“Separators or centrifuges, compared to other filtration technologies, better retain the volatile aromas and flavour character of your beer. It pulls out only larger particles, while types of downstream filtering technologies also pull out finer materials, - maintains Vince Polino.
“Even if you’re brewing hazy beers or stouts, a separator makes sure that you can get rid of core solids and preserve volatile oils and aromatics. For a stout that’s already dark, you’ll be getting better quality in your beer and improving shelf life stability - explains Joakim Gustafsson.
More profitable batches
Investing in a separator is the smartest way to get more out of your fermentation time without buying additional tanks. You can greatly increase yield, saving more of the beer you already brew, as well as boost your capacity with faster tank turnover. At the end of the day, that means more pints in customer hands – and more profit for you.
“When it comes to the financial benefits of having a separator, depending on your current processes and the styles of beer that you make, a lot of our customers see a return on their investment within two or three years, some - in less than a year. It really depends on your situation, and that’s something we can help you work on as part of the process, - Vince Polino suggests.
Thus, installing a centrifuge in your brewery is truly an investment in long-term profitability. Between boosting your yield and producing a high-quality, premium beer that your customers will love, by having a separator you will make sure that you see a fast return on your investment that pays dividends for years to come.
Everything you need to know about beer centrifuges
Alfa Laval beer centrifuges have a long history of enabling breweries around the world to achieve higher yields, meet shifts in demand and maintain profitability. Used in pre-clarification, green beer separation, hot wort separation and beer recovery, they ensure minimal levels of oxygen pick up during passage through the separator and the highest standards of hygiene.
Jindabyne Brewing takes production to new peaks with Brew 20 centrifuge
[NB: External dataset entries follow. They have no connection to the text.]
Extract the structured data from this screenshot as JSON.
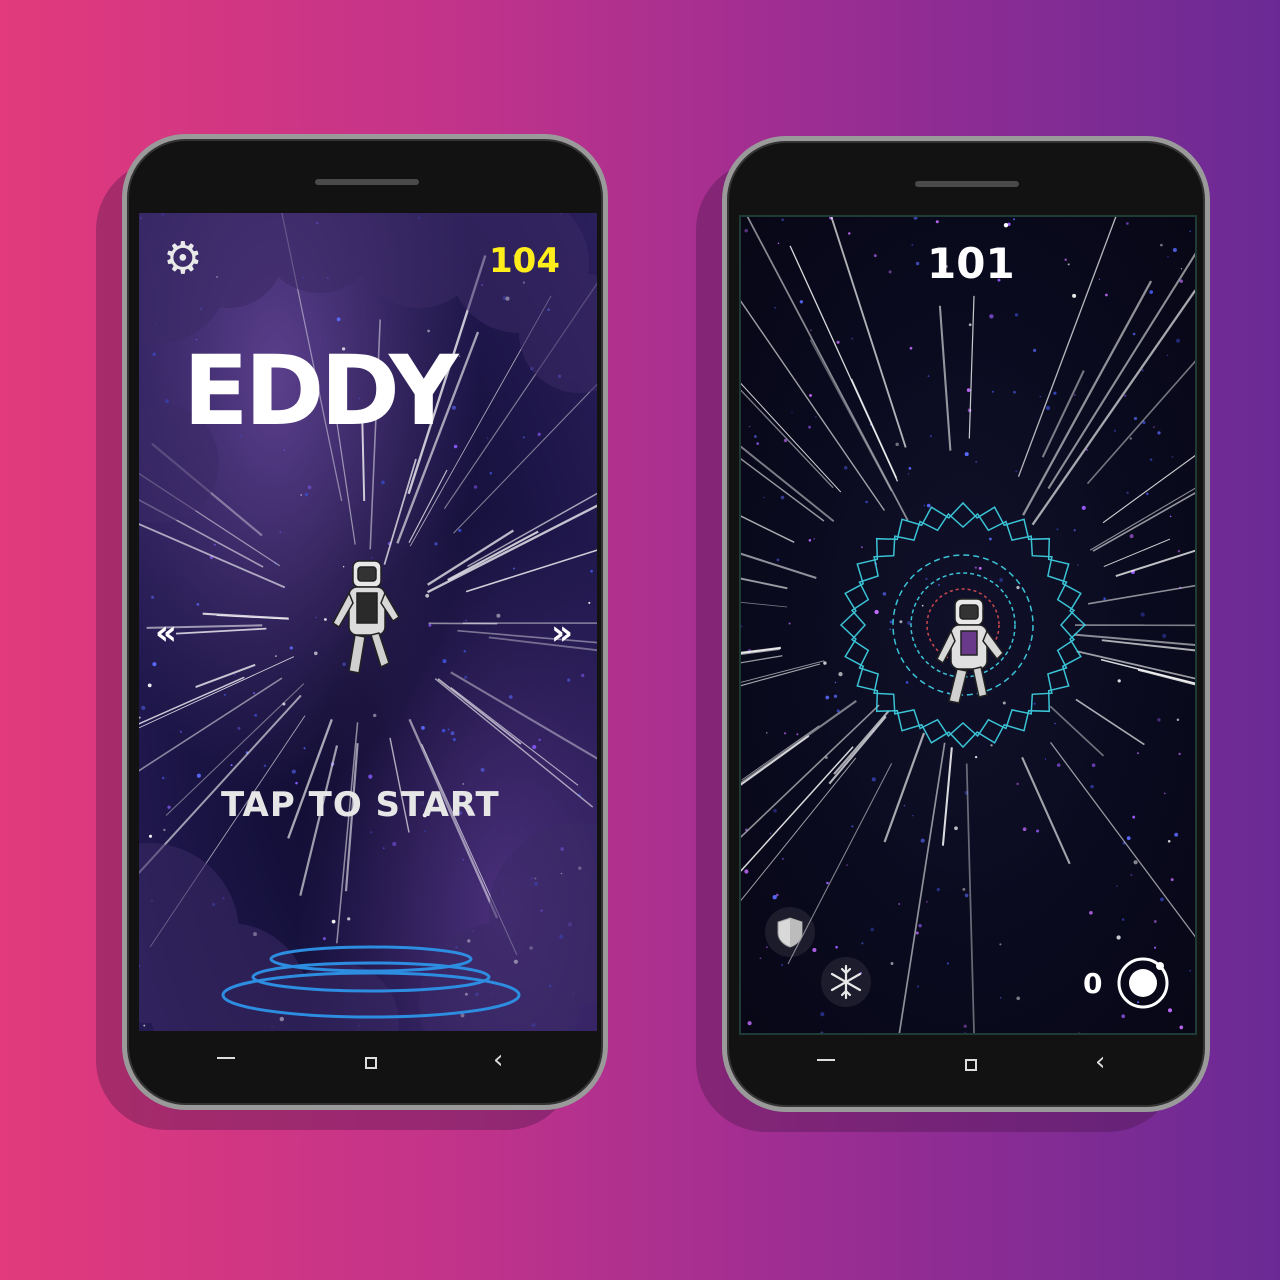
{
  "colors": {
    "bg_left": "#e23a7c",
    "bg_right": "#6a2a95",
    "score_yellow": "#ffee1a",
    "ring_blue": "#2d8de0",
    "ring_cyan": "#3fd7e8"
  },
  "menu_screen": {
    "settings_icon": "gear-icon",
    "best_score": "104",
    "title": "EDDY",
    "prev_icon": "double-chevron-left-icon",
    "prev_glyph": "«",
    "next_icon": "double-chevron-right-icon",
    "next_glyph": "»",
    "start_prompt": "TAP TO START",
    "character": "astronaut"
  },
  "game_screen": {
    "score": "101",
    "shield_icon": "shield-icon",
    "freeze_icon": "snowflake-icon",
    "coin_count": "0",
    "coin_icon": "orbit-coin-icon",
    "character": "astronaut"
  },
  "navbar": {
    "recent_icon": "recent-apps-icon",
    "home_icon": "home-icon",
    "back_icon": "back-icon",
    "back_glyph": "‹"
  }
}
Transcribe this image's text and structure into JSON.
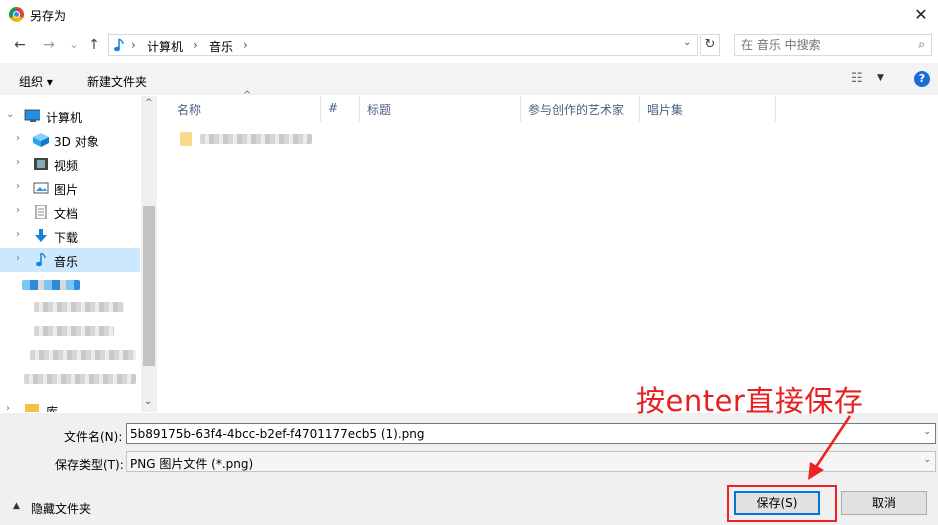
{
  "window": {
    "title": "另存为",
    "close": "✕"
  },
  "nav": {
    "back": "←",
    "forward": "→",
    "recent": "⌄",
    "up": "↑"
  },
  "address": {
    "segments": [
      "计算机",
      "音乐"
    ],
    "sep": "›",
    "dropdown": "⌄",
    "refresh": "↻"
  },
  "search": {
    "placeholder": "在 音乐 中搜索",
    "icon": "⌕"
  },
  "toolbar": {
    "organize": "组织 ▾",
    "new_folder": "新建文件夹",
    "help": "?"
  },
  "sidebar": {
    "items": [
      {
        "label": "计算机",
        "icon": "computer-icon"
      },
      {
        "label": "3D 对象",
        "icon": "cube-icon"
      },
      {
        "label": "视频",
        "icon": "video-icon"
      },
      {
        "label": "图片",
        "icon": "pictures-icon"
      },
      {
        "label": "文档",
        "icon": "document-icon"
      },
      {
        "label": "下载",
        "icon": "download-icon"
      },
      {
        "label": "音乐",
        "icon": "music-icon"
      },
      {
        "label": "库",
        "icon": "library-icon"
      }
    ],
    "selected": "音乐"
  },
  "columns": [
    "名称",
    "#",
    "标题",
    "参与创作的艺术家",
    "唱片集"
  ],
  "form": {
    "filename_label": "文件名(N):",
    "filename_value": "5b89175b-63f4-4bcc-b2ef-f4701177ecb5 (1).png",
    "filetype_label": "保存类型(T):",
    "filetype_value": "PNG 图片文件 (*.png)"
  },
  "footer": {
    "hide_folders": "隐藏文件夹",
    "save": "保存(S)",
    "cancel": "取消"
  },
  "annotation": {
    "text": "按enter直接保存"
  },
  "colors": {
    "selection": "#cce8ff",
    "annotation": "#e62020",
    "accent": "#0078d7"
  }
}
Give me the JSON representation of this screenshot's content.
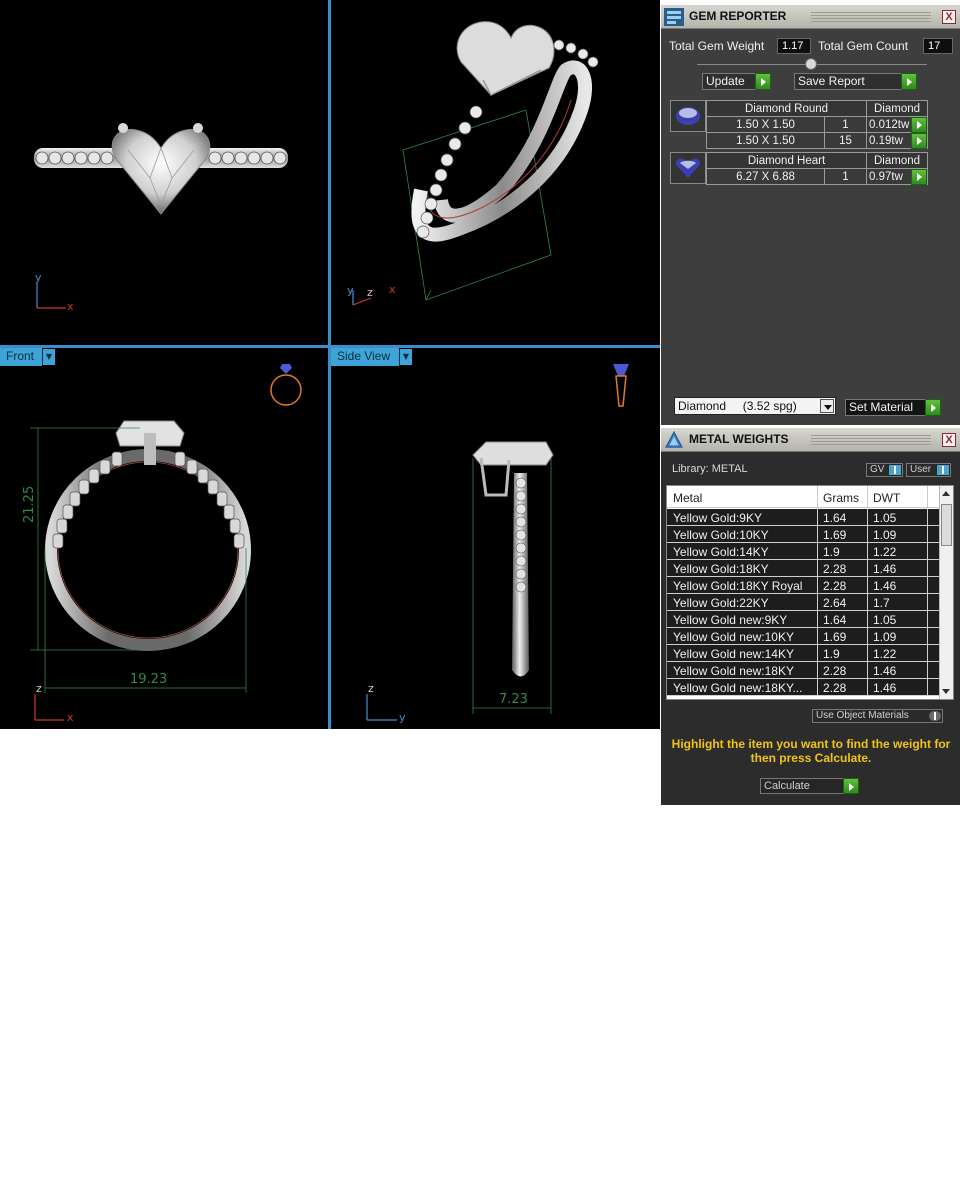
{
  "viewports": {
    "front_label": "Front",
    "side_label": "Side View",
    "top_axes": {
      "y": "y",
      "x": "x"
    },
    "persp_axes": {
      "y": "y",
      "z": "z",
      "x": "x"
    },
    "front_axes": {
      "z": "z",
      "x": "x"
    },
    "side_axes": {
      "z": "z",
      "y": "y"
    },
    "front_dims": {
      "height": "21.25",
      "width": "19.23"
    },
    "side_dims": {
      "width": "7.23"
    }
  },
  "gem_reporter": {
    "title": "GEM REPORTER",
    "close": "X",
    "total_gem_weight_label": "Total Gem Weight",
    "total_gem_weight": "1.17",
    "total_gem_count_label": "Total Gem Count",
    "total_gem_count": "17",
    "update_label": "Update",
    "save_report_label": "Save Report",
    "groups": [
      {
        "shape": "Diamond Round",
        "material": "Diamond",
        "rows": [
          {
            "size": "1.50 X 1.50",
            "count": "1",
            "weight": "0.012tw"
          },
          {
            "size": "1.50 X 1.50",
            "count": "15",
            "weight": "0.19tw"
          }
        ]
      },
      {
        "shape": "Diamond Heart",
        "material": "Diamond",
        "rows": [
          {
            "size": "6.27 X 6.88",
            "count": "1",
            "weight": "0.97tw"
          }
        ]
      }
    ],
    "material_select": "Diamond     (3.52 spg)",
    "set_material_label": "Set Material"
  },
  "metal_weights": {
    "title": "METAL WEIGHTS",
    "close": "X",
    "library_label": "Library: METAL",
    "gv_label": "GV",
    "user_label": "User",
    "columns": [
      "Metal",
      "Grams",
      "DWT"
    ],
    "rows": [
      [
        "Yellow Gold:9KY",
        "1.64",
        "1.05"
      ],
      [
        "Yellow Gold:10KY",
        "1.69",
        "1.09"
      ],
      [
        "Yellow Gold:14KY",
        "1.9",
        "1.22"
      ],
      [
        "Yellow Gold:18KY",
        "2.28",
        "1.46"
      ],
      [
        "Yellow Gold:18KY Royal",
        "2.28",
        "1.46"
      ],
      [
        "Yellow Gold:22KY",
        "2.64",
        "1.7"
      ],
      [
        "Yellow Gold new:9KY",
        "1.64",
        "1.05"
      ],
      [
        "Yellow Gold new:10KY",
        "1.69",
        "1.09"
      ],
      [
        "Yellow Gold new:14KY",
        "1.9",
        "1.22"
      ],
      [
        "Yellow Gold new:18KY",
        "2.28",
        "1.46"
      ],
      [
        "Yellow Gold new:18KY...",
        "2.28",
        "1.46"
      ]
    ],
    "use_object_materials_label": "Use Object Materials",
    "hint": "Highlight the item you want to find the weight for then press Calculate.",
    "calculate_label": "Calculate"
  },
  "colors": {
    "viewport_bg": "#000000",
    "viewport_border": "#3b8cc8",
    "dimension_line": "#2f8a4a",
    "axis_x": "#c83a2a",
    "axis_y": "#4a8ed0",
    "hint_text": "#f0c419",
    "go_button": "#3ea02a"
  }
}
Karl Veiss, owner and head brewer of Jindabyne Brewing in Australia's Snowy Mountains, talks about the challenges for craft breweries to decide on the right equipment, and what made him start thinking about a centrifuge for his business.